### YOUR GOAL
Copy every line in the records below that contains the word "initiators".

### Interface dataset entries

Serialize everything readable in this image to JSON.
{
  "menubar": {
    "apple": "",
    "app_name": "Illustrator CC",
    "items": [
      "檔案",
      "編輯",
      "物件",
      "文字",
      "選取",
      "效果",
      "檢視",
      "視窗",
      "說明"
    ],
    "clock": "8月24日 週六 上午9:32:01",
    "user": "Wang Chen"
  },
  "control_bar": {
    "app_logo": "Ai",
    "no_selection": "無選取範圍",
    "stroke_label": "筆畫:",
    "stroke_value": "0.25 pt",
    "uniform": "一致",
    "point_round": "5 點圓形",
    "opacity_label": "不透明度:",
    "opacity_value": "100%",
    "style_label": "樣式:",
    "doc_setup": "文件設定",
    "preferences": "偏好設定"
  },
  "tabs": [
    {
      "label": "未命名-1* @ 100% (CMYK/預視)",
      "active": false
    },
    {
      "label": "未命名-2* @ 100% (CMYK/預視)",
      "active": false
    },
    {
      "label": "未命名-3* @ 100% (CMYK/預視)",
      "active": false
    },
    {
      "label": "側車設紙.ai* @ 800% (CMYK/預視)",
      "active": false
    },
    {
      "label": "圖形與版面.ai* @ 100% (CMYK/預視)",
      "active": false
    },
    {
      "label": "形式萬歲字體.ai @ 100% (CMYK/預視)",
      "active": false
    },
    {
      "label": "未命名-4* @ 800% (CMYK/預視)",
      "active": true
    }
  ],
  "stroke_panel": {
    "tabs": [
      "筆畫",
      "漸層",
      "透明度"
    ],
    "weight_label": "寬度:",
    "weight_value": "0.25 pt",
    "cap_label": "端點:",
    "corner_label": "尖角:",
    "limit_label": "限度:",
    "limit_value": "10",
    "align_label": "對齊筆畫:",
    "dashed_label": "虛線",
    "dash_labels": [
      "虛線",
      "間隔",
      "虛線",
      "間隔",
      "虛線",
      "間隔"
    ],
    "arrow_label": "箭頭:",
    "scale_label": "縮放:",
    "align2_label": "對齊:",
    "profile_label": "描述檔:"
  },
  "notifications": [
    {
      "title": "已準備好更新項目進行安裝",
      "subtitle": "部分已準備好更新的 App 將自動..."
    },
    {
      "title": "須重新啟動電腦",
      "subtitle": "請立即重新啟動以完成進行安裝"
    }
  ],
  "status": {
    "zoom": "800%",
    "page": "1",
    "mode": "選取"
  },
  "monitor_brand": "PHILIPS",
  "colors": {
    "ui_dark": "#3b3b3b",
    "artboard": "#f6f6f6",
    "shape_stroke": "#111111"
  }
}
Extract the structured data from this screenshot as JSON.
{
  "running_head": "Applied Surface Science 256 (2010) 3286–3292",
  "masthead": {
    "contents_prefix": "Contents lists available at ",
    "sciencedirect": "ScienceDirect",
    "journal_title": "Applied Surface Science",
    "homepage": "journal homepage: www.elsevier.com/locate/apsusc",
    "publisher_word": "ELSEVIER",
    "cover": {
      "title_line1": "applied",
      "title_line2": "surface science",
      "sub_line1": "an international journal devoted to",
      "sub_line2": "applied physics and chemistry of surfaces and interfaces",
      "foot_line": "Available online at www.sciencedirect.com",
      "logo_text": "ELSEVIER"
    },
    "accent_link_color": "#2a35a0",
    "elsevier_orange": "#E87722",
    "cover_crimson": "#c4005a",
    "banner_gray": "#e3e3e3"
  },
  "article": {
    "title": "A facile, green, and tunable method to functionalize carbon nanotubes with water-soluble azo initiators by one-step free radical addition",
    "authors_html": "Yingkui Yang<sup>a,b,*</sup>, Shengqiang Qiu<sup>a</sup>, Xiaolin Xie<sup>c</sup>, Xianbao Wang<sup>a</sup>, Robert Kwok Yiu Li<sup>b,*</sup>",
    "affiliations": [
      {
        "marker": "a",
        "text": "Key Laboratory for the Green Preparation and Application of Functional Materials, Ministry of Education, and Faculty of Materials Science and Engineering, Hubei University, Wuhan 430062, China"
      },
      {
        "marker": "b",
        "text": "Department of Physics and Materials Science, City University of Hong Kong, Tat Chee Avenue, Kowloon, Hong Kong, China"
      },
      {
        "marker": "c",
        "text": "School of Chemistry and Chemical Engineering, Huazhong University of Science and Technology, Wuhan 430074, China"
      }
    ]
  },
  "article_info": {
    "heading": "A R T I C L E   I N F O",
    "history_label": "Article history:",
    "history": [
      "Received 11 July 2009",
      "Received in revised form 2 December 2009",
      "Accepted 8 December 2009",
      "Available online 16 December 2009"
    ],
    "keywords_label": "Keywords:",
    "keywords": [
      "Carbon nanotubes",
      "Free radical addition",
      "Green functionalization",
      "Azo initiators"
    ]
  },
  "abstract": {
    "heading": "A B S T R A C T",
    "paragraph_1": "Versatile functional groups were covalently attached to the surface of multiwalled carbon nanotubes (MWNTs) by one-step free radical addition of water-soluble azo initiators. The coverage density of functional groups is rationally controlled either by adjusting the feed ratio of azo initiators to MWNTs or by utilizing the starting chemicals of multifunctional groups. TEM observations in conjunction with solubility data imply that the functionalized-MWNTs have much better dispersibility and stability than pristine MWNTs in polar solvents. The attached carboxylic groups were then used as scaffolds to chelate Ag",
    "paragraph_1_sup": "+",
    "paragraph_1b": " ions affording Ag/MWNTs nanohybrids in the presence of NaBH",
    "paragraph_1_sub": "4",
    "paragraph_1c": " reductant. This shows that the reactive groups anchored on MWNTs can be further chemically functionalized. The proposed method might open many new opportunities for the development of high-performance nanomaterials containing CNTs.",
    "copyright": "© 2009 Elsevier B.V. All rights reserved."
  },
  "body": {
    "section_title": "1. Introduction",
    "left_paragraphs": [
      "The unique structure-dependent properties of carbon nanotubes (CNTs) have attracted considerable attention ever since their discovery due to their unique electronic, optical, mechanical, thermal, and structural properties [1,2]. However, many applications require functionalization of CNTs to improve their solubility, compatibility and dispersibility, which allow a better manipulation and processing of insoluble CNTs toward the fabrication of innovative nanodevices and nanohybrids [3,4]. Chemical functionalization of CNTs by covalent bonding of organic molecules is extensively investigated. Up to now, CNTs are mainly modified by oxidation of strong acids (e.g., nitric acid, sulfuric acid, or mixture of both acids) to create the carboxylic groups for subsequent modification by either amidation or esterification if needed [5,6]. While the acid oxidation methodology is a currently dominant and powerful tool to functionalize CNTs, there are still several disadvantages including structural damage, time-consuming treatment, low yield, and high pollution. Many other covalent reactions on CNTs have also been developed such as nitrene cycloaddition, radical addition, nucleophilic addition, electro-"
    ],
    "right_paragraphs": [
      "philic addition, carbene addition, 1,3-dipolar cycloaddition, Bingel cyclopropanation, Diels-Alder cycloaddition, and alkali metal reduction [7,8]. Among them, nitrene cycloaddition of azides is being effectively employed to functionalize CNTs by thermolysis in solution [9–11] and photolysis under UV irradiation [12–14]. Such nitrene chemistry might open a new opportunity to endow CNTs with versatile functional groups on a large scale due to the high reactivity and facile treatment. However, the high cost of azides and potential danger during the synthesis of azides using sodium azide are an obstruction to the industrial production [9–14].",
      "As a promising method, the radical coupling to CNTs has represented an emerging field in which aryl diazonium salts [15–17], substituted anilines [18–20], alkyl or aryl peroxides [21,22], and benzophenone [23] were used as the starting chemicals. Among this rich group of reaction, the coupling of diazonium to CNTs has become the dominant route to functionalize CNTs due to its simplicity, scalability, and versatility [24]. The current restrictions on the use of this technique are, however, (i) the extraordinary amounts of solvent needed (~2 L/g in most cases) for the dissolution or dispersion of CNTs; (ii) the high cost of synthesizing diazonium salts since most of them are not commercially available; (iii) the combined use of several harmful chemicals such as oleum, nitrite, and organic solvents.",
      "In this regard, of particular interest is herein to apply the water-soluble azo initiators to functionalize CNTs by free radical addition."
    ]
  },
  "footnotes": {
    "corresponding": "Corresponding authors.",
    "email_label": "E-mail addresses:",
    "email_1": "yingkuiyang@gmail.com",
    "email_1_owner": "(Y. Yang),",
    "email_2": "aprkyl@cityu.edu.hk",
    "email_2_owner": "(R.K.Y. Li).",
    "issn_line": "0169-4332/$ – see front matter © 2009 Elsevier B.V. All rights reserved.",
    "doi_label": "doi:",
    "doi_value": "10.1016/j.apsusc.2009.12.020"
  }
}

### REPLY TO THE EXERCISE
    "title": "A facile, green, and tunable method to functionalize carbon nanotubes with water-soluble azo initiators by one-step free radical addition",
      "Azo initiators"
    "paragraph_1": "Versatile functional groups were covalently attached to the surface of multiwalled carbon nanotubes (MWNTs) by one-step free radical addition of water-soluble azo initiators. The coverage density of functional groups is rationally controlled either by adjusting the feed ratio of azo initiators to MWNTs or by utilizing the starting chemicals of multifunctional groups. TEM observations in conjunction with solubility data imply that the functionalized-MWNTs have much better dispersibility and stability than pristine MWNTs in polar solvents. The attached carboxylic groups were then used as scaffolds to chelate Ag",
      "In this regard, of particular interest is herein to apply the water-soluble azo initiators to functionalize CNTs by free radical addition."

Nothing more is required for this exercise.